▸ **Work task**
All lines of the material below that include the string "JSON" are to be copied.

▸ **Listed entries**
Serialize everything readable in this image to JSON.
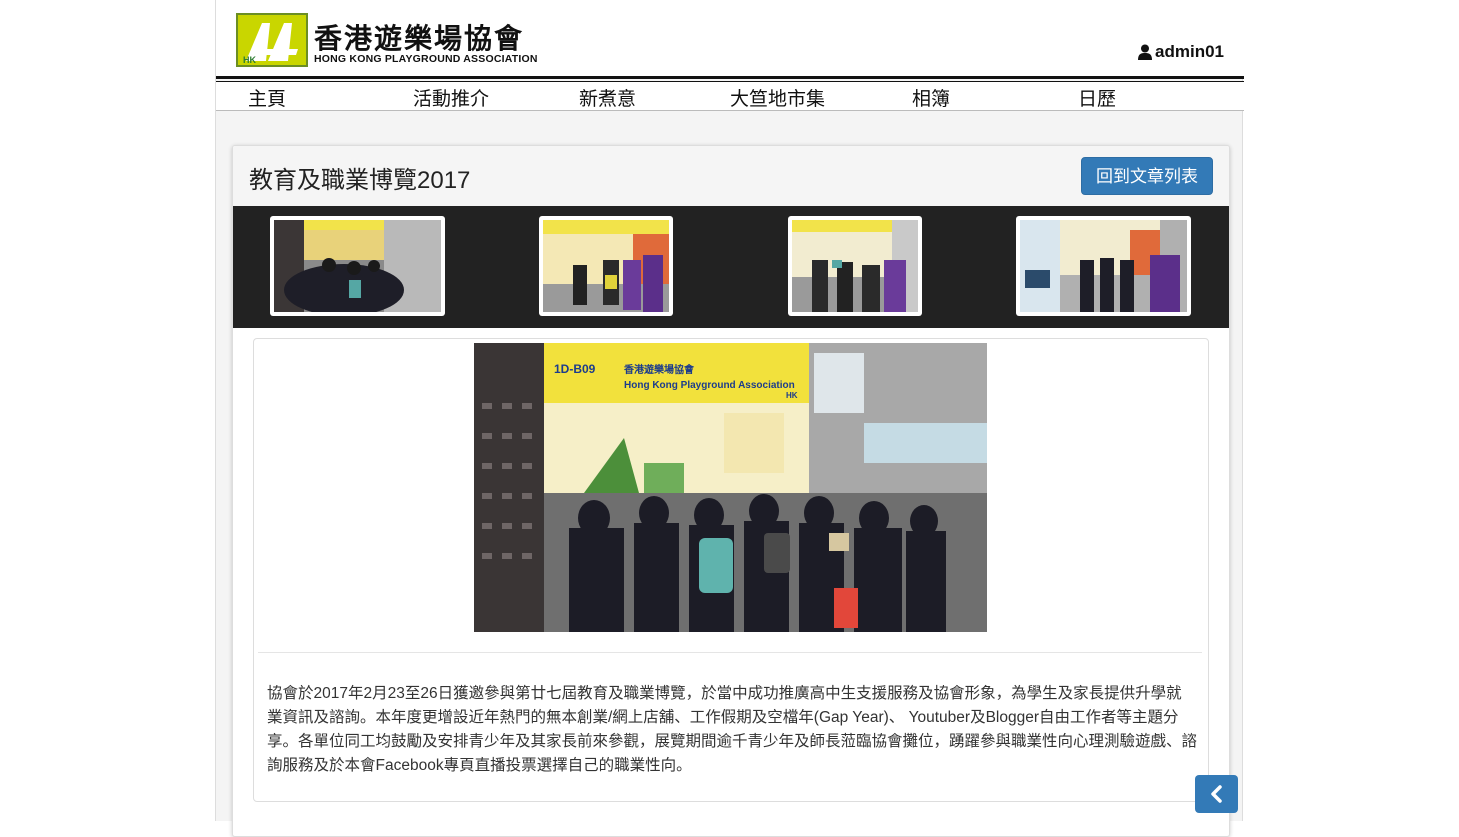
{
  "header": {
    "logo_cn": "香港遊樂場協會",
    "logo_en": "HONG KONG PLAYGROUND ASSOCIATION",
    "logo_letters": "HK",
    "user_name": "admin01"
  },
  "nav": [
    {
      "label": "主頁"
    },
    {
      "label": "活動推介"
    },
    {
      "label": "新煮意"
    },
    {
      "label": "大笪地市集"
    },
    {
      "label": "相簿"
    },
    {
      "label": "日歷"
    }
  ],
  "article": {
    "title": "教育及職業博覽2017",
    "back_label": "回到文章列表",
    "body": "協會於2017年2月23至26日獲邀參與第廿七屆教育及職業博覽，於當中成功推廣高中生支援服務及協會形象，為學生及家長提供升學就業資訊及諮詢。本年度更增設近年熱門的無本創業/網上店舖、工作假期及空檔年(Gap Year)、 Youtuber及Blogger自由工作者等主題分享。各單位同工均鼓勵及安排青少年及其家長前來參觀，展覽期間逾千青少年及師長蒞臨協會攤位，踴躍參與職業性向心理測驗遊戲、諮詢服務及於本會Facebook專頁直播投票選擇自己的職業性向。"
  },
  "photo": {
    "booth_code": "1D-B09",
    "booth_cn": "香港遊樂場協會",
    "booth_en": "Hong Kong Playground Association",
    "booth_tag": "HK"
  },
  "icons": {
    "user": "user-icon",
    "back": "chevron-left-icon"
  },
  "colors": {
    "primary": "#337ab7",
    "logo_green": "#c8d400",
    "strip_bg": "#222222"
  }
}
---
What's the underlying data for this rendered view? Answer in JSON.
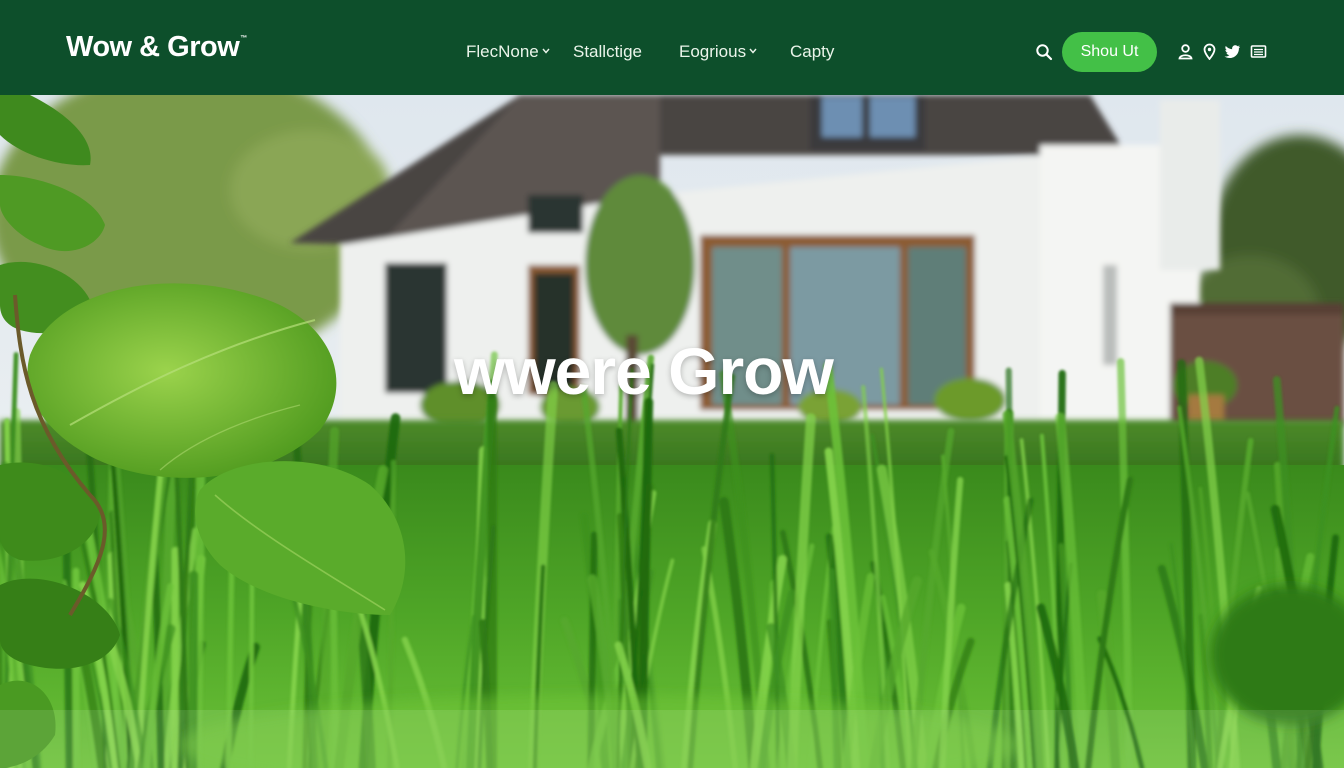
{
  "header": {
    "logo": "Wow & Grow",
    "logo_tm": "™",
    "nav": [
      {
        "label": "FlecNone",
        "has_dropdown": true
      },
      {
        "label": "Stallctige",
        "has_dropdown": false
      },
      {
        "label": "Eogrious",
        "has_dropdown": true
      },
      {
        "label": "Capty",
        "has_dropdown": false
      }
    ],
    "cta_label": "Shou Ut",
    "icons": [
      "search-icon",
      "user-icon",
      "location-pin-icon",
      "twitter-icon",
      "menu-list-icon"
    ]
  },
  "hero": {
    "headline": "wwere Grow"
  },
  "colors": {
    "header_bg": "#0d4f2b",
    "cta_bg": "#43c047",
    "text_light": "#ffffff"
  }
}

▸ **Output of the exercise**
Serialize everything readable in this image to JSON.
What's the underlying data for this rendered view? Answer in JSON.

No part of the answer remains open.